Your lab is preparing to run a general toxicity study. You review the Good Laboratory Practices (GLPs) for the optimal tissue list. Brain is just one of the many required tissues, so what’s the big deal? Those histopathology folks will know what to do with it, right?
Well, not so fast. The brain may be a one-liner on the required tissue list, but it’s anything but simple. It is difficult to ensure that it has been sufficiently sampled during necropsy and trimming procedures to allow for proper microscopic evaluation.
Did you know that the organ you are using to comprehend this blog right now is the most complex tissue in the body? It is composed of over 600 distinct subanatomic areas containing intricate cellular networks that can vary widely over relatively short distances. So what does this mean for your study?
Historically we have often thought of the brain in broad brush strokes, as having three major divisions: the forebrain (cerebrum and diencephalon), midbrain (substantia nigra and the central components of the visual and auditory systems), and hindbrain (cerebellum, pons, and medulla oblongata). However, thinking of the brain in simplistic terms when it comes to safety assessments has revealed sobering evidence. Most of the known neurotoxicants have actually been identified through human exposure, including those discovered in the decades since routine toxicity testing has been required for product registration.
Let’s look at three known neurotoxicants: alcohol (yes, the kind you drink), domoic acid (a poison produced by algae), and phencyclidine (PCP). These all cause lesions in the hippocampus, a structure located deep in the cerebrum. However, none of them destroy all of the hippocampal regions (Figures 1-3): alcohol destroys the ventral dentate formation, domoic acid destroys the pyramidal layer and PCP destroys the dorsal dentate gyrus. Now back to your general toxicity study; if your test article mimics one of these known hippocampal neurotoxicants and your brain sections are off just a tad – by as little as two millimeters – you will totally miss the lesion!
Figure 1: The vertical lines in the sagittal brain illustration depict two common coronal sections (A and B) used to evaluate the hippocampus. Section A has been the most commonly used section in nonclinical safety studies. Note the distinct neural cell subpopulations affected by alcohol (brown), domoic acid (dark blue) and PCP (light blue).
Figure 2: Coronal section A identifies domoic acid (dark blue) and PCP (light blue) lesions, but misses alterations due to alcohol.
Figure 3: Coronal section B identifies all three neurotoxicants, illustrating how critical it is to have precise and accurate brain sections in safety assessment studies.

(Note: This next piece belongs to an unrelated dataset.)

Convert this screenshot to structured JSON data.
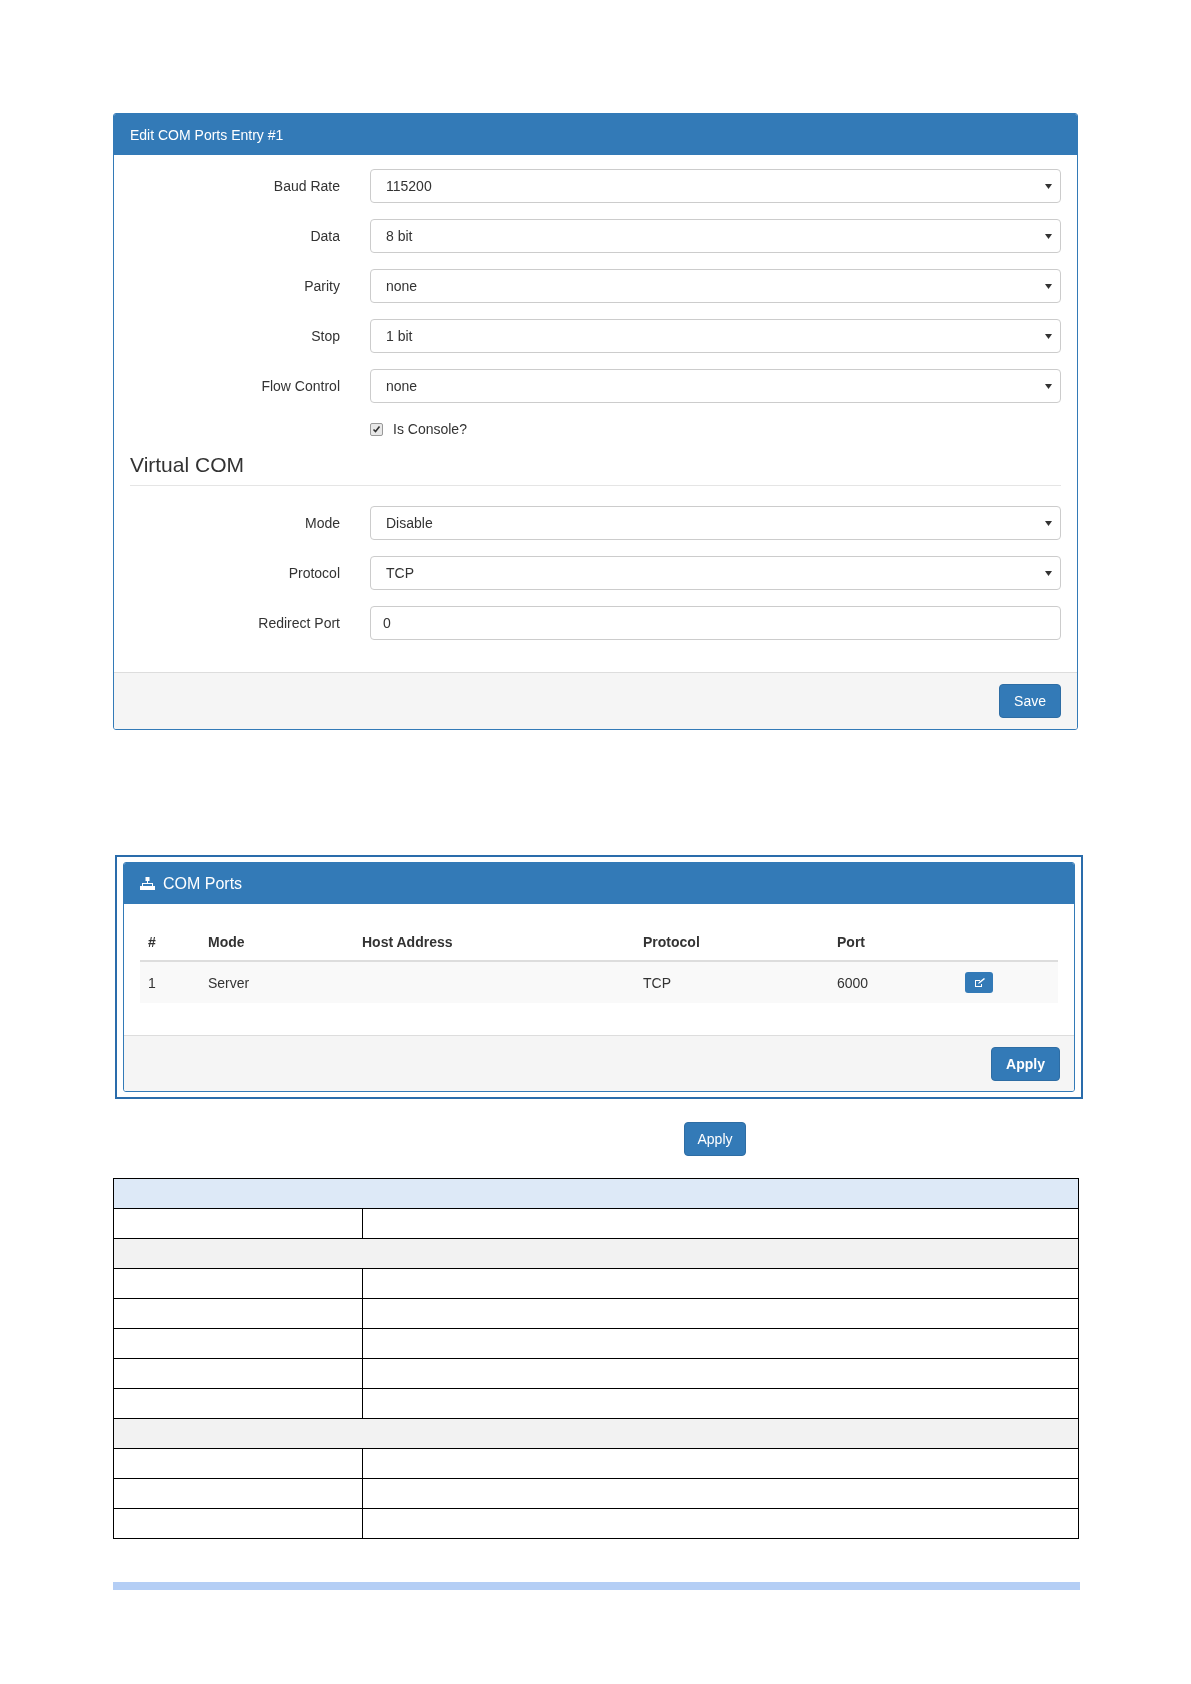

So, what can you do to ensure that this oh-so-special organ on your tissue list is treated with the respect it deserves? Let’s begin with some education: Over recent years, large strides have been made in what we know about the brain’s anatomy and physiology. Scientists have painstakingly studied the brain by mapping its intricate cellular components, identifying correlates between structure and function, and reviewing pathological lesions of known neurotoxicants. They have arrived at an updated set of recommendations for brain sampling criteria that greatly improve the accuracy of prospective lesion detection, while maintaining a balance between the time and cost for GLP studies.
Which neuroanatomical levels should be examined microscopically? It was found with past conventional three-level sampling schemes, which contained approximately 19 subanatomical brain regions,that less than 50% of known neurotoxicants were detected. Not good enough! Revised recommendations encompass over 40 subanatomical regions. This is achieved by preparing seven coronal brain sections for microscopic examination.
How precise do the trimmed brain tissue levels need to be? The short answer is – very. As previously alluded to, there are profound neuroanatomical variations across very small distances in the brain. The most precise means of hitting the mark is to base sections on definitive macroscopic anatomical landmarks during trimming, which are best observed on the ventral brain.
How important is it to choose a laboratory with well-trained technical staff? It is critical to choose an experienced laboratory with trained technical staff who can consistently harvest precise and accurate brain sections for microscopic examination. The resulting brain analysis will only be as reliable as the consistency of the brain sections across your study’s control and treated groups.
Please contact our team of trained experts at HSRL, and we will ensure that your study gets off to the right start!